You will then be able to see the tool’s several pricing tiers.
Please choose the “free” pricing plan.
Following that, you can enter your information to create a new account.
Loader.io requires the company name, email address, and password. Simply check the reCaptcha box after entering this data and click “Sign Up.”
An email for verification was also sent to you. To verify your account, just check your mailbox and click the email link.
Adding a New Loader.io Host
After that, you can specify a target host by choosing the ‘+ New Host‘ button.
Press the “new host” button.
You must then type in your domain name. Once that’s done, simply click “Next: Verify.”

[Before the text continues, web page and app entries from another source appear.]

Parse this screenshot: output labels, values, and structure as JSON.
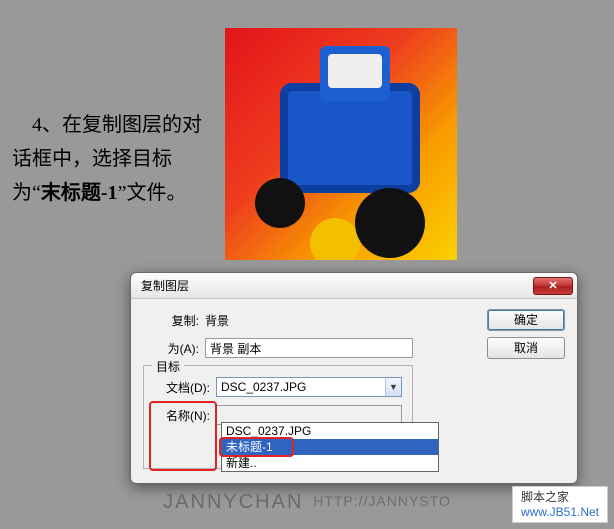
{
  "instruction": {
    "text_before": "　4、在复制图层的对话框中，选择目标为“",
    "em": "末标题-1",
    "text_after": "”文件。"
  },
  "dialog": {
    "title": "复制图层",
    "close_glyph": "✕",
    "copy_label": "复制:",
    "copy_value": "背景",
    "as_label": "为(A):",
    "as_value": "背景 副本",
    "target_legend": "目标",
    "doc_label": "文档(D):",
    "doc_value": "DSC_0237.JPG",
    "name_label": "名称(N):",
    "dropdown": {
      "options": [
        "DSC_0237.JPG",
        "未标题-1",
        "新建.."
      ],
      "selected_index": 1
    },
    "ok_label": "确定",
    "cancel_label": "取消"
  },
  "footer": {
    "brand": "JANNYCHAN",
    "url": "HTTP://JANNYSTO"
  },
  "corner": {
    "cn": "脚本之家",
    "url": "www.JB51.Net"
  }
}
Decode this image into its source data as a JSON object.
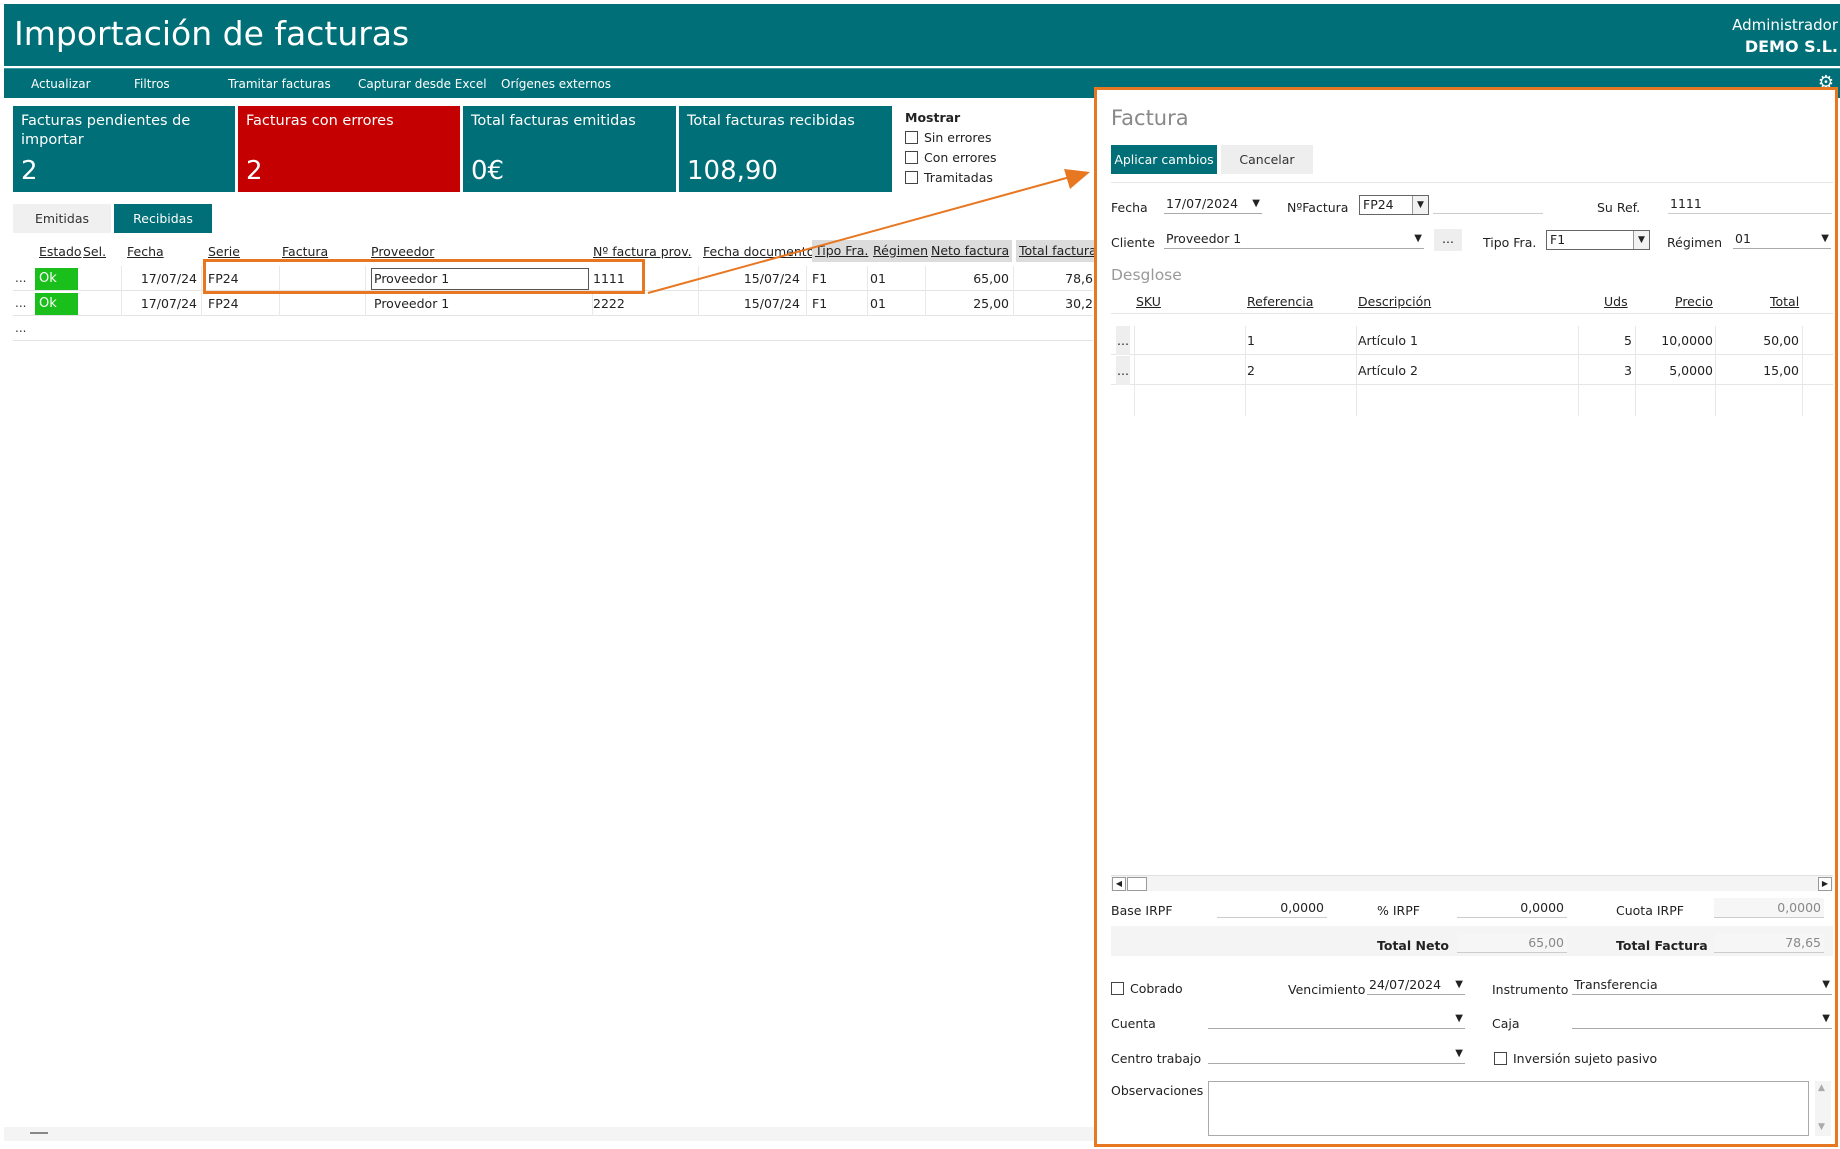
{
  "header": {
    "title": "Importación de facturas",
    "user": "Administrador",
    "company": "DEMO S.L."
  },
  "toolbar": {
    "items": [
      "Actualizar",
      "Filtros",
      "Tramitar facturas",
      "Capturar desde Excel",
      "Orígenes externos"
    ]
  },
  "tiles": [
    {
      "label": "Facturas pendientes de importar",
      "value": "2"
    },
    {
      "label": "Facturas con errores",
      "value": "2"
    },
    {
      "label": "Total facturas emitidas",
      "value": "0€"
    },
    {
      "label": "Total facturas recibidas",
      "value": "108,90"
    }
  ],
  "show": {
    "title": "Mostrar",
    "options": [
      "Sin errores",
      "Con errores",
      "Tramitadas"
    ]
  },
  "tabs": {
    "emitidas": "Emitidas",
    "recibidas": "Recibidas"
  },
  "grid": {
    "columns": [
      "Estado",
      "Sel.",
      "Fecha",
      "Serie",
      "Factura",
      "Proveedor",
      "Nº factura prov.",
      "Fecha documento",
      "Tipo Fra.",
      "Régimen",
      "Neto factura",
      "Total factura"
    ],
    "rows": [
      {
        "dots": "...",
        "estado": "Ok",
        "fecha": "17/07/24",
        "serie": "FP24",
        "factura": "",
        "proveedor": "Proveedor 1",
        "nfactura": "1111",
        "fechadoc": "15/07/24",
        "tipo": "F1",
        "regimen": "01",
        "neto": "65,00",
        "total": "78,6"
      },
      {
        "dots": "...",
        "estado": "Ok",
        "fecha": "17/07/24",
        "serie": "FP24",
        "factura": "",
        "proveedor": "Proveedor 1",
        "nfactura": "2222",
        "fechadoc": "15/07/24",
        "tipo": "F1",
        "regimen": "01",
        "neto": "25,00",
        "total": "30,2"
      }
    ],
    "new_row_dots": "..."
  },
  "detail": {
    "title": "Factura",
    "apply": "Aplicar cambios",
    "cancel": "Cancelar",
    "fecha_label": "Fecha",
    "fecha": "17/07/2024",
    "nfactura_label": "NºFactura",
    "nfactura": "FP24",
    "suref_label": "Su Ref.",
    "suref": "1111",
    "cliente_label": "Cliente",
    "cliente": "Proveedor 1",
    "cliente_btn": "...",
    "tipo_label": "Tipo Fra.",
    "tipo": "F1",
    "regimen_label": "Régimen",
    "regimen": "01",
    "section": "Desglose",
    "lines_columns": [
      "SKU",
      "Referencia",
      "Descripción",
      "Uds",
      "Precio",
      "Total"
    ],
    "lines": [
      {
        "dots": "...",
        "sku": "",
        "ref": "1",
        "desc": "Artículo 1",
        "uds": "5",
        "precio": "10,0000",
        "total": "50,00"
      },
      {
        "dots": "...",
        "sku": "",
        "ref": "2",
        "desc": "Artículo 2",
        "uds": "3",
        "precio": "5,0000",
        "total": "15,00"
      }
    ],
    "base_irpf_label": "Base IRPF",
    "base_irpf": "0,0000",
    "pct_irpf_label": "% IRPF",
    "pct_irpf": "0,0000",
    "cuota_irpf_label": "Cuota IRPF",
    "cuota_irpf": "0,0000",
    "total_neto_label": "Total Neto",
    "total_neto": "65,00",
    "total_factura_label": "Total Factura",
    "total_factura": "78,65",
    "cobrado_label": "Cobrado",
    "vencimiento_label": "Vencimiento",
    "vencimiento": "24/07/2024",
    "instrumento_label": "Instrumento",
    "instrumento": "Transferencia",
    "cuenta_label": "Cuenta",
    "cuenta": "",
    "caja_label": "Caja",
    "caja": "",
    "centro_label": "Centro trabajo",
    "centro": "",
    "inversion_label": "Inversión sujeto pasivo",
    "observaciones_label": "Observaciones"
  },
  "colors": {
    "teal": "#006f77",
    "error_red": "#c40000",
    "ok_green": "#1bbf1b",
    "highlight_orange": "#e87722"
  }
}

You must then validate your domain. For this, you can utilize HTTP or DNS verification..
In this tutorial, we will use the ‘Verify over HTTP’ option to download the verification file. The file will be saved to your computer as soon as you click the “download” link.
After downloading the file, you must upload it to your website’s root location.. Usually, this is referred to as the “public_html” subdirectory.
Use FileZilla or another FTP client of your choice to upload the file.
After uploading the file, you can return to the Loader.io website and choose the “Verify” option.
There should be a success message upon verification.
After that, you need to click the “New Test” button to start creating a stress test for your website.
Create a test
You can alter the settings for your stress test on the next screen. You can start by giving your test a name.
The next step is to select the test type. On Loader.io, three test types are accessible and comprise:
Clients per test: This allows you to test how your website will perform when a specific number of visitors arrive and remain for a set amount of time. It is adjustable in terms of both length and quantity of clients.
Maintain client load: In this sort of test, the number of clients is kept constant throughout the whole test. It puts your website through stress testing over a set period of time with a steady load.
Clients requests per second: In this scenario, your website will be tested for a predetermined quantity of customer requests per second.
You will see the Client Requests options if you scroll down. It is not necessary to make any changes while utilizing the default settings for general testing.
Your WordPress website is now ready to undergo a stress test. Please press the “Run test” button.
Analyze Your Stress Test Results
Your website will undergo a stress test, and Loader.io will gather the results. After then, you can examine them to see how your website functions when there is a lot of traffic.
For example, you can begin by examining the average response time. The quicker your website loads, the smaller the reaction time.
The following image shows that when 250 clients visited the website for one minute, the average response time was 590 milliseconds, or 0.59 seconds:
However, 10.489 seconds, or 10489 ms, was the greatest response time that was observed. Now you can notice when the response time jumps in relation to the amount of clients by looking at the graph below.
You can use these insights to get a general picture of how your website will function at a given visitor count.
This step can now be repeated in order to run additional tests with various situations. For example, experiment with raising the number of clients, varying the test types, and testing the time.
Our websites can only withstand so much stress before failing, just like humans can only withstand so much before losing it all.
So, be kind to your WordPress website and perform a load or stress test before going public to determine how much load your site can comfortably bear.